Elisabeth Kubler Ross named the five stages of grief: denial, anger, bargaining, depression and acceptance. Denial, or a state of numb shock, is dangerous in a crisis. Moving rapidly to acceptance will prepare you for bounce. We have watched world leaders accelerate through these phases – some more skilfully than others.

US Leadership: Watch here. Swedish Leadership: Read here. Kubler Ross….

Regular daily challenges have dropped away – traffic, e-mail loads, travel, meetings. Some love the novelty of abundant time with family at home. In New Zealand, more people are outdoors and active. We have the gift of time, reflection and planning.

On the dark side there is health concern – particularly for older loved ones. Millions of jobs are at risk. Small and large businesses will fail. Social networks are disrupted. It is easy to find yourself streaming videos while you refresh your news or infection-rate site.

The goal is rapid bounce.

Before you can bounce, you must engage with clarity and be decisive.

Calm, Control and Connect

Denial, panic, anger, bargaining and depression are your enemies right now. It is essential to establish a regular daily practice of escaping freeze (denial and depression) flight (fear and panic), and fight (anger) reactions. Instructions here.

Name and tame emotional energy

When we confront acute disruption, emotional energy is high. Even when calm you will notice the physical impact of emotion. Each of us is different. Identify accurately and counter skilfully.

The sadness cluster is related to freeze reactions. Instead of engaging we withdraw. Energy is low and you are probably feeling isolated. Seek energy, activity, people and find some joy. 

The fear cluster (flight) ranges from niggling worry, to anxiety, panic and hyperventilation. You’re energised, distracted, and procrastinating. Breathe slowly, focus on one task at a time, and pay attention to the here and now.

The anger cluster (fight) is dangerous and ranges from irritability, to frustration, angry outbursts, rage and violence. Anger compromises your immune system, decision making and other humans you care about. Focus your attention on others and how they may be experiencing the situation. Be generous, grateful and kind. Apologise immediately and sincerely when you blow.

Scenario Planning

Make calls on what you expect and develop your plan.
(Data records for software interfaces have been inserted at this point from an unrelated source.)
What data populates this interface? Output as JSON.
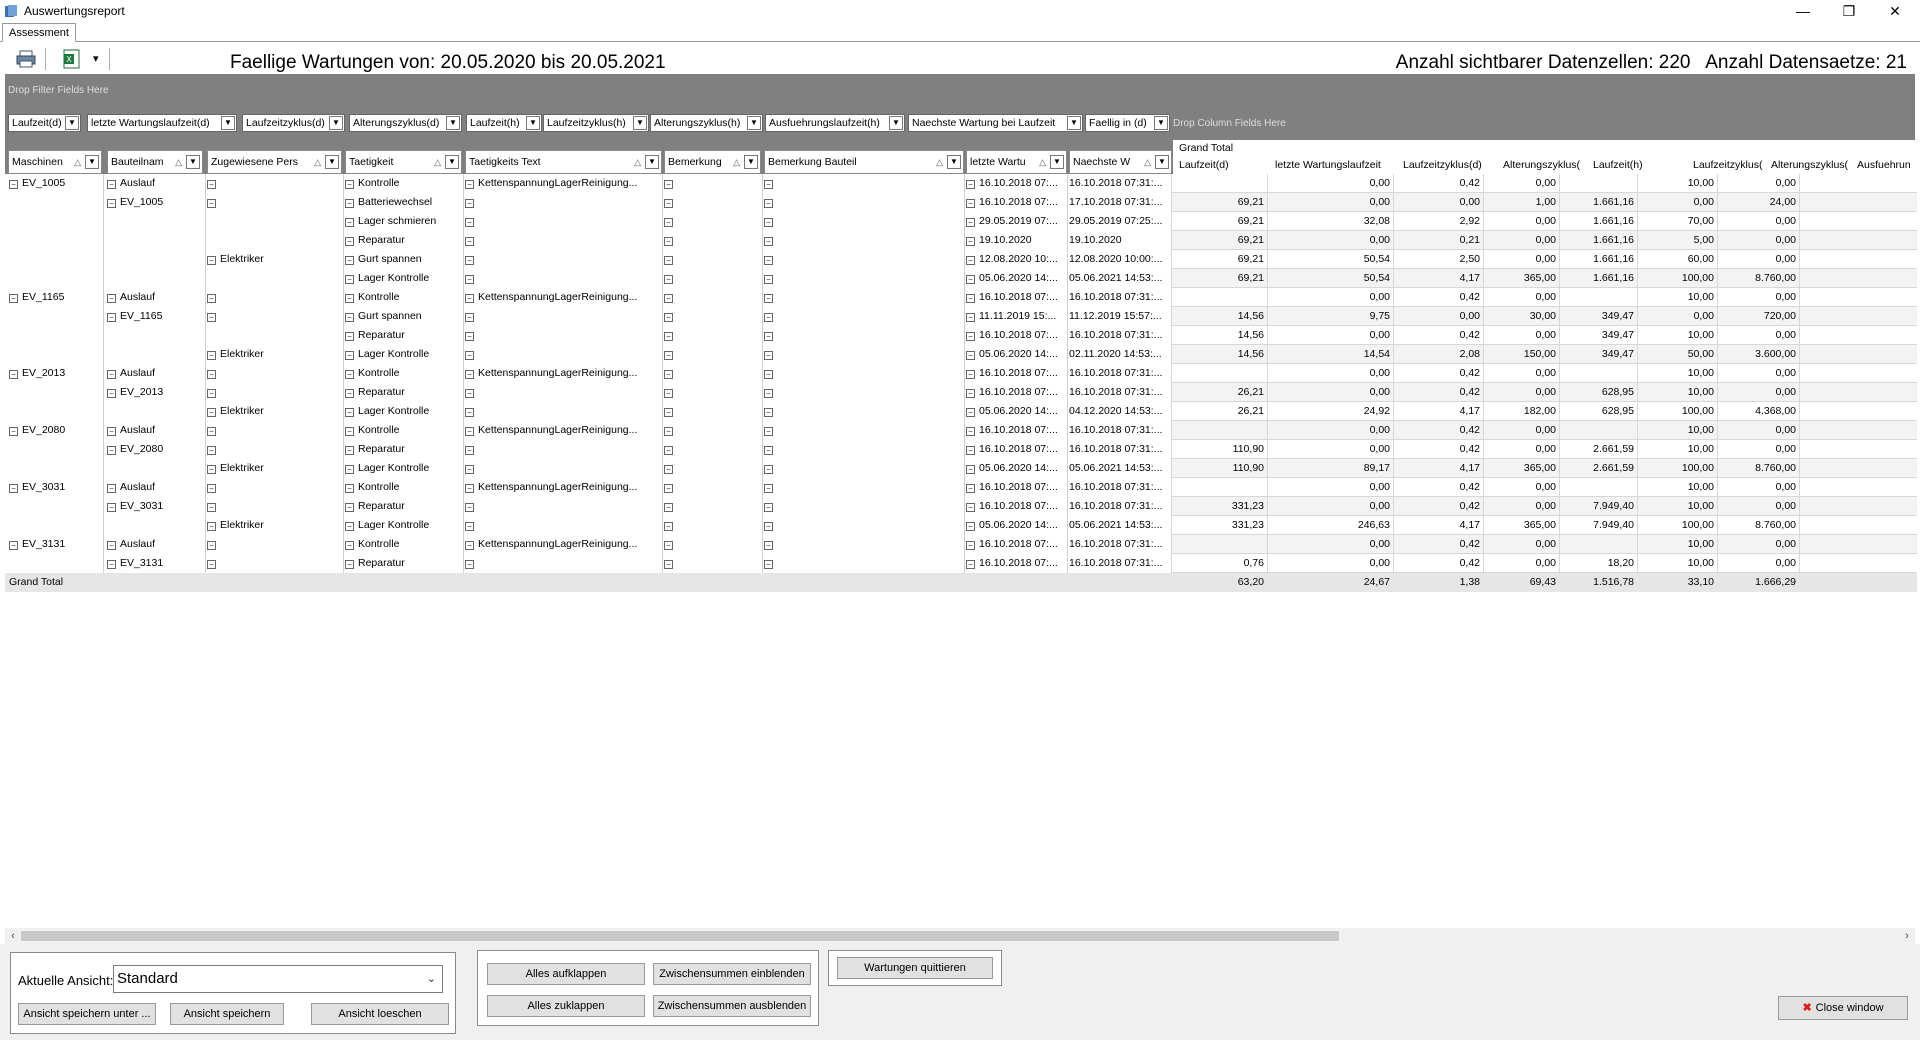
{
  "window": {
    "title": "Auswertungsreport",
    "minimize": "—",
    "restore": "❐",
    "close": "✕"
  },
  "tab": {
    "label": "Assessment"
  },
  "toolbar": {
    "report_title": "Faellige Wartungen von: 20.05.2020 bis 20.05.2021",
    "counts": "Anzahl sichtbarer Datenzellen: 220   Anzahl Datensaetze: 21",
    "print_icon": "printer-icon",
    "excel_icon": "excel-export-icon",
    "dropdown_arrow": "▾"
  },
  "filter_area": {
    "hint": "Drop Filter Fields Here"
  },
  "data_fields": [
    "Laufzeit(d)",
    "letzte Wartungslaufzeit(d)",
    "Laufzeitzyklus(d)",
    "Alterungszyklus(d)",
    "Laufzeit(h)",
    "Laufzeitzyklus(h)",
    "Alterungszyklus(h)",
    "Ausfuehrungslaufzeit(h)",
    "Naechste Wartung bei Laufzeit",
    "Faellig in (d)"
  ],
  "column_area": {
    "hint": "Drop Column Fields Here"
  },
  "row_fields": [
    "Maschinen",
    "Bauteilnam",
    "Zugewiesene Pers",
    "Taetigkeit",
    "Taetigkeits Text",
    "Bemerkung",
    "Bemerkung Bauteil",
    "letzte Wartu",
    "Naechste W"
  ],
  "grand_total_header": "Grand Total",
  "value_headers": [
    "Laufzeit(d)",
    "letzte Wartungslaufzeit",
    "Laufzeitzyklus(d)",
    "Alterungszyklus(",
    "Laufzeit(h)",
    "Laufzeitzyklus(",
    "Alterungszyklus(",
    "Ausfuehrun"
  ],
  "rows": [
    {
      "m": "EV_1005",
      "b": "Auslauf",
      "p": "",
      "t": "Kontrolle",
      "tt": "KettenspannungLagerReinigung...",
      "lw": "16.10.2018 07:...",
      "nw": "16.10.2018 07:31:...",
      "v": [
        "",
        "0,00",
        "0,42",
        "0,00",
        "",
        "10,00",
        "0,00",
        ""
      ]
    },
    {
      "m": "",
      "b": "EV_1005",
      "p": "",
      "t": "Batteriewechsel",
      "tt": "",
      "lw": "16.10.2018 07:...",
      "nw": "17.10.2018 07:31:...",
      "v": [
        "69,21",
        "0,00",
        "0,00",
        "1,00",
        "1.661,16",
        "0,00",
        "24,00",
        ""
      ]
    },
    {
      "m": "",
      "b": "",
      "p": "",
      "t": "Lager schmieren",
      "tt": "",
      "lw": "29.05.2019 07:...",
      "nw": "29.05.2019 07:25:...",
      "v": [
        "69,21",
        "32,08",
        "2,92",
        "0,00",
        "1.661,16",
        "70,00",
        "0,00",
        ""
      ]
    },
    {
      "m": "",
      "b": "",
      "p": "",
      "t": "Reparatur",
      "tt": "",
      "lw": "19.10.2020",
      "nw": "19.10.2020",
      "v": [
        "69,21",
        "0,00",
        "0,21",
        "0,00",
        "1.661,16",
        "5,00",
        "0,00",
        ""
      ]
    },
    {
      "m": "",
      "b": "",
      "p": "Elektriker",
      "t": "Gurt spannen",
      "tt": "",
      "lw": "12.08.2020 10:...",
      "nw": "12.08.2020 10:00:...",
      "v": [
        "69,21",
        "50,54",
        "2,50",
        "0,00",
        "1.661,16",
        "60,00",
        "0,00",
        ""
      ]
    },
    {
      "m": "",
      "b": "",
      "p": "",
      "t": "Lager Kontrolle",
      "tt": "",
      "lw": "05.06.2020 14:...",
      "nw": "05.06.2021 14:53:...",
      "v": [
        "69,21",
        "50,54",
        "4,17",
        "365,00",
        "1.661,16",
        "100,00",
        "8.760,00",
        ""
      ]
    },
    {
      "m": "EV_1165",
      "b": "Auslauf",
      "p": "",
      "t": "Kontrolle",
      "tt": "KettenspannungLagerReinigung...",
      "lw": "16.10.2018 07:...",
      "nw": "16.10.2018 07:31:...",
      "v": [
        "",
        "0,00",
        "0,42",
        "0,00",
        "",
        "10,00",
        "0,00",
        ""
      ]
    },
    {
      "m": "",
      "b": "EV_1165",
      "p": "",
      "t": "Gurt spannen",
      "tt": "",
      "lw": "11.11.2019 15:...",
      "nw": "11.12.2019 15:57:...",
      "v": [
        "14,56",
        "9,75",
        "0,00",
        "30,00",
        "349,47",
        "0,00",
        "720,00",
        ""
      ]
    },
    {
      "m": "",
      "b": "",
      "p": "",
      "t": "Reparatur",
      "tt": "",
      "lw": "16.10.2018 07:...",
      "nw": "16.10.2018 07:31:...",
      "v": [
        "14,56",
        "0,00",
        "0,42",
        "0,00",
        "349,47",
        "10,00",
        "0,00",
        ""
      ]
    },
    {
      "m": "",
      "b": "",
      "p": "Elektriker",
      "t": "Lager Kontrolle",
      "tt": "",
      "lw": "05.06.2020 14:...",
      "nw": "02.11.2020 14:53:...",
      "v": [
        "14,56",
        "14,54",
        "2,08",
        "150,00",
        "349,47",
        "50,00",
        "3.600,00",
        ""
      ]
    },
    {
      "m": "EV_2013",
      "b": "Auslauf",
      "p": "",
      "t": "Kontrolle",
      "tt": "KettenspannungLagerReinigung...",
      "lw": "16.10.2018 07:...",
      "nw": "16.10.2018 07:31:...",
      "v": [
        "",
        "0,00",
        "0,42",
        "0,00",
        "",
        "10,00",
        "0,00",
        ""
      ]
    },
    {
      "m": "",
      "b": "EV_2013",
      "p": "",
      "t": "Reparatur",
      "tt": "",
      "lw": "16.10.2018 07:...",
      "nw": "16.10.2018 07:31:...",
      "v": [
        "26,21",
        "0,00",
        "0,42",
        "0,00",
        "628,95",
        "10,00",
        "0,00",
        ""
      ]
    },
    {
      "m": "",
      "b": "",
      "p": "Elektriker",
      "t": "Lager Kontrolle",
      "tt": "",
      "lw": "05.06.2020 14:...",
      "nw": "04.12.2020 14:53:...",
      "v": [
        "26,21",
        "24,92",
        "4,17",
        "182,00",
        "628,95",
        "100,00",
        "4.368,00",
        ""
      ]
    },
    {
      "m": "EV_2080",
      "b": "Auslauf",
      "p": "",
      "t": "Kontrolle",
      "tt": "KettenspannungLagerReinigung...",
      "lw": "16.10.2018 07:...",
      "nw": "16.10.2018 07:31:...",
      "v": [
        "",
        "0,00",
        "0,42",
        "0,00",
        "",
        "10,00",
        "0,00",
        ""
      ]
    },
    {
      "m": "",
      "b": "EV_2080",
      "p": "",
      "t": "Reparatur",
      "tt": "",
      "lw": "16.10.2018 07:...",
      "nw": "16.10.2018 07:31:...",
      "v": [
        "110,90",
        "0,00",
        "0,42",
        "0,00",
        "2.661,59",
        "10,00",
        "0,00",
        ""
      ]
    },
    {
      "m": "",
      "b": "",
      "p": "Elektriker",
      "t": "Lager Kontrolle",
      "tt": "",
      "lw": "05.06.2020 14:...",
      "nw": "05.06.2021 14:53:...",
      "v": [
        "110,90",
        "89,17",
        "4,17",
        "365,00",
        "2.661,59",
        "100,00",
        "8.760,00",
        ""
      ]
    },
    {
      "m": "EV_3031",
      "b": "Auslauf",
      "p": "",
      "t": "Kontrolle",
      "tt": "KettenspannungLagerReinigung...",
      "lw": "16.10.2018 07:...",
      "nw": "16.10.2018 07:31:...",
      "v": [
        "",
        "0,00",
        "0,42",
        "0,00",
        "",
        "10,00",
        "0,00",
        ""
      ]
    },
    {
      "m": "",
      "b": "EV_3031",
      "p": "",
      "t": "Reparatur",
      "tt": "",
      "lw": "16.10.2018 07:...",
      "nw": "16.10.2018 07:31:...",
      "v": [
        "331,23",
        "0,00",
        "0,42",
        "0,00",
        "7.949,40",
        "10,00",
        "0,00",
        ""
      ]
    },
    {
      "m": "",
      "b": "",
      "p": "Elektriker",
      "t": "Lager Kontrolle",
      "tt": "",
      "lw": "05.06.2020 14:...",
      "nw": "05.06.2021 14:53:...",
      "v": [
        "331,23",
        "246,63",
        "4,17",
        "365,00",
        "7.949,40",
        "100,00",
        "8.760,00",
        ""
      ]
    },
    {
      "m": "EV_3131",
      "b": "Auslauf",
      "p": "",
      "t": "Kontrolle",
      "tt": "KettenspannungLagerReinigung...",
      "lw": "16.10.2018 07:...",
      "nw": "16.10.2018 07:31:...",
      "v": [
        "",
        "0,00",
        "0,42",
        "0,00",
        "",
        "10,00",
        "0,00",
        ""
      ]
    },
    {
      "m": "",
      "b": "EV_3131",
      "p": "",
      "t": "Reparatur",
      "tt": "",
      "lw": "16.10.2018 07:...",
      "nw": "16.10.2018 07:31:...",
      "v": [
        "0,76",
        "0,00",
        "0,42",
        "0,00",
        "18,20",
        "10,00",
        "0,00",
        ""
      ]
    }
  ],
  "grand_total": {
    "label": "Grand Total",
    "v": [
      "63,20",
      "24,67",
      "1,38",
      "69,43",
      "1.516,78",
      "33,10",
      "1.666,29",
      ""
    ]
  },
  "bottom": {
    "view_label": "Aktuelle Ansicht:",
    "view_value": "Standard",
    "save_as": "Ansicht speichern unter ...",
    "save": "Ansicht speichern",
    "delete": "Ansicht loeschen",
    "expand_all": "Alles aufklappen",
    "collapse_all": "Alles zuklappen",
    "show_subtotals": "Zwischensummen einblenden",
    "hide_subtotals": "Zwischensummen ausblenden",
    "acknowledge": "Wartungen quittieren",
    "close": "Close window"
  },
  "colors": {
    "header_gray": "#808080",
    "grand_total_bg": "#e6e6e6",
    "close_icon": "#e02020"
  }
}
No-one knows exactly how this will unfold. Read widely from different perspectives. Develop three scenarios – best, likely and worst case. Hope for the best but plan for the worst. Engage your colleagues and family in this dialogue. Make sure you consider five essential ingredients:

  • Health: covid-19 and other conditions/emergencies as services are compromised
  • Economic: much of the consumption economy has stopped; job and business loss will follow
  • Social: some will respect, bond and pull through, others resort to violence and crime
  • Family resilience: physical, emotional and mental wellbeing, cash flow and love
  • Supplies: supply chains are already stretched, make sure you have basic resources secured

Be Decisive

Every situation is different so we each have to work through what decisions to make and how to evaluate them. For example, if your business cannot operate, do you close it and start again later.  Or, fund it though the pandemic and consequent recession/depression. If you need help from the bank, do it now and secure resourcing. Do not wait for funding to dry up.

If you want to upskill or advance your education, now is the time to get started. Online education will flourish.

If you want to start a new business or career, take this time and put your plan into motion. Prepare to meet the needs that will arrive once this has settled. A significant transformation is in play. There will be wonderful opportunities for those who engage, decide and move fast.

In Part 111, we will address Bounce in detail.

Start you personal Resilience Online Training.